On the waterfront

October 1, 2011

A plan to rework the Don River Park near downtown Toronto uses geotextile-wrapped wick drains to remediate soil and drainage problems By Adam Regn Arvidson A new neighborhood is growing on 80 acres (32 hectares) of former industrial land near downtown Toronto. Called the West Don Lands, it will be home to 6,000 housing units, …

Geogrid provides erosion control, slope stability

September 22, 2011

Introduction The slope adjacent to the athletic fields at Saint Mark Catholic School in Huntersville, N.C. was the site of fairly severe surface erosion. A project to restore the slope with reinforcing geogrids was completed in 2010. The athletic field slope that had been failing was restored and Saint Mark Catholic School was able to …

Geofoam plays a supporting role in academic and civic projects

September 21, 2011

Known primarily for its use as a soil stabilizer in transportation projects, expanded polystyrene (EPS) geofoam is now being viewed by engineers and contractors as the material of choice for an array of other commercial applications. With high compressive strength, light weight, and predictable performance, geofoam is appealing for reducing weight on concrete decks, creating …

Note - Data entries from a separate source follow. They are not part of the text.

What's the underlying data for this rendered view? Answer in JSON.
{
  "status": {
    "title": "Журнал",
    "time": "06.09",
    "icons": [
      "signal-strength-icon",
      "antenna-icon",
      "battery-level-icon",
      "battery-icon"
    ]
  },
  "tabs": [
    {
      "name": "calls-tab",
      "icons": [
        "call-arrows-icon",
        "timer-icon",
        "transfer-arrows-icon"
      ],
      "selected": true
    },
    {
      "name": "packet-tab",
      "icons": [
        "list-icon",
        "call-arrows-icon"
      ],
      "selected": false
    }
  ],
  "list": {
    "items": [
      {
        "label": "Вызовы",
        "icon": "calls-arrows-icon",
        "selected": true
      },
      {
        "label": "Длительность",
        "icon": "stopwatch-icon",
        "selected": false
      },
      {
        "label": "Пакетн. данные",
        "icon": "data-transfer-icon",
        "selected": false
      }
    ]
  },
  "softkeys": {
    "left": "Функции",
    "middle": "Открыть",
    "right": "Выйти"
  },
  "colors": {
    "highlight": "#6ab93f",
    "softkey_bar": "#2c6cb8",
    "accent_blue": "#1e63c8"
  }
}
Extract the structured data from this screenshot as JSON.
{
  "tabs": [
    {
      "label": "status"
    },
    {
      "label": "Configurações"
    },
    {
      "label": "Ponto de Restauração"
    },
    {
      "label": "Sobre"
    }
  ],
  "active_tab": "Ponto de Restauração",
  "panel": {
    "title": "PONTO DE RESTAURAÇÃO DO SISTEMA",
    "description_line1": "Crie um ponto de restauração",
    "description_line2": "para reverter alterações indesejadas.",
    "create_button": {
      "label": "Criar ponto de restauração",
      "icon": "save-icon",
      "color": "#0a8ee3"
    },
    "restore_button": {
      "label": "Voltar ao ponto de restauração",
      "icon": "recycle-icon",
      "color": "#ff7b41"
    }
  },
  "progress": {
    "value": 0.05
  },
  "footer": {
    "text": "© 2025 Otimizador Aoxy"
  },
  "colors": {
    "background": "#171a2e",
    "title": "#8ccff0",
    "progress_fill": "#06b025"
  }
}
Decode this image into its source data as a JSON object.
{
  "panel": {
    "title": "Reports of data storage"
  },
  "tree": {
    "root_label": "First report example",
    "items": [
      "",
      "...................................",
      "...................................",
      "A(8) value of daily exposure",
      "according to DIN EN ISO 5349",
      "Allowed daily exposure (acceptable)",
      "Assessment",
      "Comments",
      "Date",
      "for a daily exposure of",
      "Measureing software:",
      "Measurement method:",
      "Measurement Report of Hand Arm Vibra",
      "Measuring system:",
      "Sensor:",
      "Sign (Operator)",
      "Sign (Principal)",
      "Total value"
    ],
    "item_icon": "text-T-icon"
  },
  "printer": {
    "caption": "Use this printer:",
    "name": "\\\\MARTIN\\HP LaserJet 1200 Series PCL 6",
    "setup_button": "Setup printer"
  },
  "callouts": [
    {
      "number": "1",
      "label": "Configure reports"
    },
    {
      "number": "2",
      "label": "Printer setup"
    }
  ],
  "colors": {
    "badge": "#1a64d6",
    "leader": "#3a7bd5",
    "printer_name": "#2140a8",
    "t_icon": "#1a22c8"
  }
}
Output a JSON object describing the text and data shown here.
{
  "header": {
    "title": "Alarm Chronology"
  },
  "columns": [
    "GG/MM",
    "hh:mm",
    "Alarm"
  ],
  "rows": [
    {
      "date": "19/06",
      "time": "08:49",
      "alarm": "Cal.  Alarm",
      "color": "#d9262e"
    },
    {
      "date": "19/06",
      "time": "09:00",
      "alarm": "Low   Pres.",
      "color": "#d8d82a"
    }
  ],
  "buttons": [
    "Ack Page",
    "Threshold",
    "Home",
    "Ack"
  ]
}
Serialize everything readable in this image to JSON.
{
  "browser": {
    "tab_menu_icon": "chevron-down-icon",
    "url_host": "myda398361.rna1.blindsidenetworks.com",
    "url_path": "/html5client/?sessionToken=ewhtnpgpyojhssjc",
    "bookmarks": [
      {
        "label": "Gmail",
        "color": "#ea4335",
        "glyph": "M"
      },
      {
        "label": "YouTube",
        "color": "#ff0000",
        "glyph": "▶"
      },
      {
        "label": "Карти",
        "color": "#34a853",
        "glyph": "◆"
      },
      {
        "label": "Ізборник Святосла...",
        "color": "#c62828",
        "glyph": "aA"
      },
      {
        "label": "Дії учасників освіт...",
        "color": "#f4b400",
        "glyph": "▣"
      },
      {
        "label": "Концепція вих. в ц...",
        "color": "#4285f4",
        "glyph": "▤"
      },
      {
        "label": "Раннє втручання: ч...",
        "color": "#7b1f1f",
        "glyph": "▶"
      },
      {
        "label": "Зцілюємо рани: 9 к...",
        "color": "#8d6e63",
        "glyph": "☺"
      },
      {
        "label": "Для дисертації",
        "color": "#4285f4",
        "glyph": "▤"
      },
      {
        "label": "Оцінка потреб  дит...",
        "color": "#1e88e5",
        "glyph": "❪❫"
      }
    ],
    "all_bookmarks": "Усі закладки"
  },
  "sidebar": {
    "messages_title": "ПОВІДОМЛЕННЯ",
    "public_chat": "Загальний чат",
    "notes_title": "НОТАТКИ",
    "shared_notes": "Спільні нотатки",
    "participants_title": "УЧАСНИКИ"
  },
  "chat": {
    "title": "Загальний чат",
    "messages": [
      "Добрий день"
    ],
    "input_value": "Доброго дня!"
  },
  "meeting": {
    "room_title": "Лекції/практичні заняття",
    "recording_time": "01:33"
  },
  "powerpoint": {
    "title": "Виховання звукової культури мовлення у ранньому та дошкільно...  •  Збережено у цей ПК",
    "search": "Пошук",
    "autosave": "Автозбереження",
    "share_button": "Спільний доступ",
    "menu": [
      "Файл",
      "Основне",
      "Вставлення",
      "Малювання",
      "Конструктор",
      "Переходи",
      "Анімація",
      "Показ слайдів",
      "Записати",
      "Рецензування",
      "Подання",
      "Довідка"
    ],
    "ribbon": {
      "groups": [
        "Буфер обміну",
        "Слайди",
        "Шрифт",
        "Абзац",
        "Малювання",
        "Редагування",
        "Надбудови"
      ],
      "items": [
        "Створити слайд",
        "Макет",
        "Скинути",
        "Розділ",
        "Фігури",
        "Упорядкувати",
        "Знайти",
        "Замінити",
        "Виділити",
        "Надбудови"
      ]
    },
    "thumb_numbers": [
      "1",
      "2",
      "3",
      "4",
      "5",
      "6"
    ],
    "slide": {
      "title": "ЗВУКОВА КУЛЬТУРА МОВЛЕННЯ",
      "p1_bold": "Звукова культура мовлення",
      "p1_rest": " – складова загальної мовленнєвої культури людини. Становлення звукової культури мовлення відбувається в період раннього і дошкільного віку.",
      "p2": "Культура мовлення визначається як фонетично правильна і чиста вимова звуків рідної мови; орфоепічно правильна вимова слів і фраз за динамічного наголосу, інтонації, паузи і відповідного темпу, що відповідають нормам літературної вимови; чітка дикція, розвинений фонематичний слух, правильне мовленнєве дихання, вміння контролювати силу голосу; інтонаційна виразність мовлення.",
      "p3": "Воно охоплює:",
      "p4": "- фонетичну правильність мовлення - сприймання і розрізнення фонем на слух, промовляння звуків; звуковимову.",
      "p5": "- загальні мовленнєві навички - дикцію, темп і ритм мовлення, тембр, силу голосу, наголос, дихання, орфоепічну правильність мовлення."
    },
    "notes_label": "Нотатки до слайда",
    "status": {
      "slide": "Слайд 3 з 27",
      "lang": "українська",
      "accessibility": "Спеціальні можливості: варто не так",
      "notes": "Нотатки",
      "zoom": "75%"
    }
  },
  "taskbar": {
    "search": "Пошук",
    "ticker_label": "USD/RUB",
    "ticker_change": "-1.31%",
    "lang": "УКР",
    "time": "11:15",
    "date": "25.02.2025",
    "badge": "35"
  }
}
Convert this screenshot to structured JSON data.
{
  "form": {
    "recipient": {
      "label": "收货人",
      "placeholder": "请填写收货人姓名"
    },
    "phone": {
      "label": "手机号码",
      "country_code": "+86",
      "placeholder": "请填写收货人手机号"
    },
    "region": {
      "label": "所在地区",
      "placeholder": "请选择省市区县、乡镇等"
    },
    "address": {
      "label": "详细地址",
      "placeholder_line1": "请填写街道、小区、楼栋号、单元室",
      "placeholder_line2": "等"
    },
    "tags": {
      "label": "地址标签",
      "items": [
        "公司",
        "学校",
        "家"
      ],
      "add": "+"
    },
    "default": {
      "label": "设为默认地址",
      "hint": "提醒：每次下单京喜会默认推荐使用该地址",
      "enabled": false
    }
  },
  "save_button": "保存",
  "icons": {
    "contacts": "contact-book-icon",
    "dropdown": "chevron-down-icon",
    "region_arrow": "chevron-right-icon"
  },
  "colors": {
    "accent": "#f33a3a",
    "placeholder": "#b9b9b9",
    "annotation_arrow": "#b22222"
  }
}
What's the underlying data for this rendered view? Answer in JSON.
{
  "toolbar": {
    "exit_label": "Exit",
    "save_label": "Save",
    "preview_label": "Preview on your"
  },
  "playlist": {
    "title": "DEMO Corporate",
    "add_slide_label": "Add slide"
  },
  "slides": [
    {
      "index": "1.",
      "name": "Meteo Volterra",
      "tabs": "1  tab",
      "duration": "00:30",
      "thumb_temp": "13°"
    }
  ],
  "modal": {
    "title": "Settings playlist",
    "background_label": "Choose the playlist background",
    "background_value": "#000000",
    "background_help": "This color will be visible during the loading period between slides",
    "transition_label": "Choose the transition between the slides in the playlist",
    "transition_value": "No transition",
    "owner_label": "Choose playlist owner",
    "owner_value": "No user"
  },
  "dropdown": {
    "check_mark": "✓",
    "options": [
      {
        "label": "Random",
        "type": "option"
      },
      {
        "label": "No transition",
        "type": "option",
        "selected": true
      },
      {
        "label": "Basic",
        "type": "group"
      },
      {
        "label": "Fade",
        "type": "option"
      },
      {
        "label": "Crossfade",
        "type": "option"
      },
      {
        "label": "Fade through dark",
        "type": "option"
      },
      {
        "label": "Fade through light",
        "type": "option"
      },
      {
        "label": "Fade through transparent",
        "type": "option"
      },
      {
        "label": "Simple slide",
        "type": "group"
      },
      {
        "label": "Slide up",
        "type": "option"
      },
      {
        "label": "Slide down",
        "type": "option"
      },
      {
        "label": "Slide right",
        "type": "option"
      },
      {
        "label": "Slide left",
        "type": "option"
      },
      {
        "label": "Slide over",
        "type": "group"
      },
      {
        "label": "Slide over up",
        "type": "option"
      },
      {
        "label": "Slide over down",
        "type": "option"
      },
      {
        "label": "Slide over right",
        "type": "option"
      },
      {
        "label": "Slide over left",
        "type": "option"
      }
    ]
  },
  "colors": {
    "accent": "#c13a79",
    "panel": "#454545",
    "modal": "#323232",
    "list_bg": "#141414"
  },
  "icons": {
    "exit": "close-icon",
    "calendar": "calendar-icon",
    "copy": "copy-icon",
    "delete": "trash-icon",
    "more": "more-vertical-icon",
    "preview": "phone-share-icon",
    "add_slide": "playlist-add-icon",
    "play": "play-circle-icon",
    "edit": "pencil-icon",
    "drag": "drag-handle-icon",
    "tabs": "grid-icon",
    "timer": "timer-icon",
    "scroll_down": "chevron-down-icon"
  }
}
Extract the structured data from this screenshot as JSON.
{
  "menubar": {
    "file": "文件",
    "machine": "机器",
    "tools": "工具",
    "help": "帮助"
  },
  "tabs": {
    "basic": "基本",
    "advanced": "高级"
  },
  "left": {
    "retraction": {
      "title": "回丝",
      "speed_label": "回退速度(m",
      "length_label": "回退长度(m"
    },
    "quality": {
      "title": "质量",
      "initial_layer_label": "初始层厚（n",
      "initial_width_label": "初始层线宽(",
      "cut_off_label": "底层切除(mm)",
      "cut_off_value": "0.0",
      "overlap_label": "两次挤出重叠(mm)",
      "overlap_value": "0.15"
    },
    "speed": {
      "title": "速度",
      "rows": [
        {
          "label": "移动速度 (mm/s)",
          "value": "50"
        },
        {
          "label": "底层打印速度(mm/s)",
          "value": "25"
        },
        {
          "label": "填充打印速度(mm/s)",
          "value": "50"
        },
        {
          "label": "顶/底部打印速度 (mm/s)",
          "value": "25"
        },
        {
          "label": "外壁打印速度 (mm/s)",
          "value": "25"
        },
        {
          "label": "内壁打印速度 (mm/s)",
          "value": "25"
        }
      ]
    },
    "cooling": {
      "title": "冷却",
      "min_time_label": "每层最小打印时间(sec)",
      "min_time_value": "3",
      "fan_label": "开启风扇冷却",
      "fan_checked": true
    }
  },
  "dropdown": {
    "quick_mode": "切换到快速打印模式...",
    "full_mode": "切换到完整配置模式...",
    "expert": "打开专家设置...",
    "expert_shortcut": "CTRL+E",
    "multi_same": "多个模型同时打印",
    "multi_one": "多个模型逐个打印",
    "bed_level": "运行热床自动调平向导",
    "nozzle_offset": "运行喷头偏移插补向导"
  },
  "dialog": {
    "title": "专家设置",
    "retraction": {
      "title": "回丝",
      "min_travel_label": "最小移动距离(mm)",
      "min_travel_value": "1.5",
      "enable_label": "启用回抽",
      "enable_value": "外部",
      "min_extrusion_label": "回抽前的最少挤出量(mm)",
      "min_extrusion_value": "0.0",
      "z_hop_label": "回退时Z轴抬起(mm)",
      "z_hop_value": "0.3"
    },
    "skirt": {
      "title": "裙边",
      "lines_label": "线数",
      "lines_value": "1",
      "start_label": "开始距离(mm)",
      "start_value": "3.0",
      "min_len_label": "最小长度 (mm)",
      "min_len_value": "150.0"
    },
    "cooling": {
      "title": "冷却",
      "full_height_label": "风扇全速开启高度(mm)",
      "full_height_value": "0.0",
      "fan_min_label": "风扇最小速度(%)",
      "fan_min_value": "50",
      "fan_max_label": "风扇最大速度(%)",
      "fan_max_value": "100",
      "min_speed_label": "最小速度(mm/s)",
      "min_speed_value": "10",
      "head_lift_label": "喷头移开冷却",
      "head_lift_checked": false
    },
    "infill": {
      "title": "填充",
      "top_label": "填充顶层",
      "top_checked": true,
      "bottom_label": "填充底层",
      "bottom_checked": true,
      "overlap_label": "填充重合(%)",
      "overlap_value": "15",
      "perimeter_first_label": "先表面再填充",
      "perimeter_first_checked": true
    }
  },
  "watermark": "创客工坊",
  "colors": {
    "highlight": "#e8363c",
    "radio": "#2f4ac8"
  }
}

Comparison of carbon footprints for various stormwater retention systems

August 1, 2011

Introduction Construction materials continue to be a major source of greenhouse gases (GHG), based on the fossil fuels used in their production. As the amount of greenhouse gases generated each year continues to increase, there is a conscious effort to provide alternatives with lower carbon footprints. Geosynthetics have always provided cost-effective alternatives to traditional construction …

Patch extrusion welding as a geomembrane failure mechanism

Geomembrane performance: Lessons learned—Part 2 By Garrett Q. Dutson Introduction This case history examines the geosynthetic construction, use, failure, and repair of an evaporation pond at an EnergySolutions facility in Clive, Utah. A high priority is placed on management of water that has contacted waste stored in this pond. A geosynthetic investigation into the root …

A better way for the Beltway

By Alan Dinges Introduction Each day close to 50,000 motorists travel through the Telegraph Road interchange on the integral Interstate-95/495 Capital Beltway between Virginia and Maryland, south of Washington, D.C. In early 2008, extensive upgrades to the interchange began as part of a multi-year project tied to the final phase of the Woodrow Wilson Bridge …

Sustainability and the fiber-reinforced soil repair of a roadway embankment

By Garry Gregory From the Geosynthetics Research Institute’s 24th conference, 2011.The articles in this series encompass all types of geosynthetics and their applications viewed from the context of sustainability. Traditional solutions are compared with geosynthetic solutions from both cost and carbon footprint perspectives. (from the Geosynthetic Research Institute’s 24th conference, 2011) Introduction Site history Joe …

EPA identifies case studies for hydraulic fracturing study

June 27, 2011

Agency to conduct field work in various regions of the country starting this summer. The U.S. Environmental Protection Agency (EPA) announced in a June 23 press release the next steps in its congressionally mandated hydraulic fracturing study. The EPA has identified seven case studies to help examine potential impacts of hydraulic fracturing (“hydrofracting”) on water …

Wick drains in action at port project

June 24, 2011

By Angelle Bergeron The largest and deepest marine installation of wick drains in the world is ongoing at the Port of Virginia. Mark Palmatier, president and owner of U.S. Wick Drain (Leland, N.C.) said he is working on a project that is the largest and deepest marine installation of wick drain in the world, and …

New geomembrane for cracked reservoir

June 15, 2011

Replacing a geomembrane layer is part of a $163 million repair and expansion job for Tampa Bay Water’s (TBW) cracked reservoir. The Kiewit Infrastructure Group’s proposal aims to repair and expand the utility’s six-year-old, 15.5-billion-gallon facility. Kiewit estimates repairs at about $121 million. The contractor’s plan will remove and reclaim the reservoir’s existing flat-plate soil …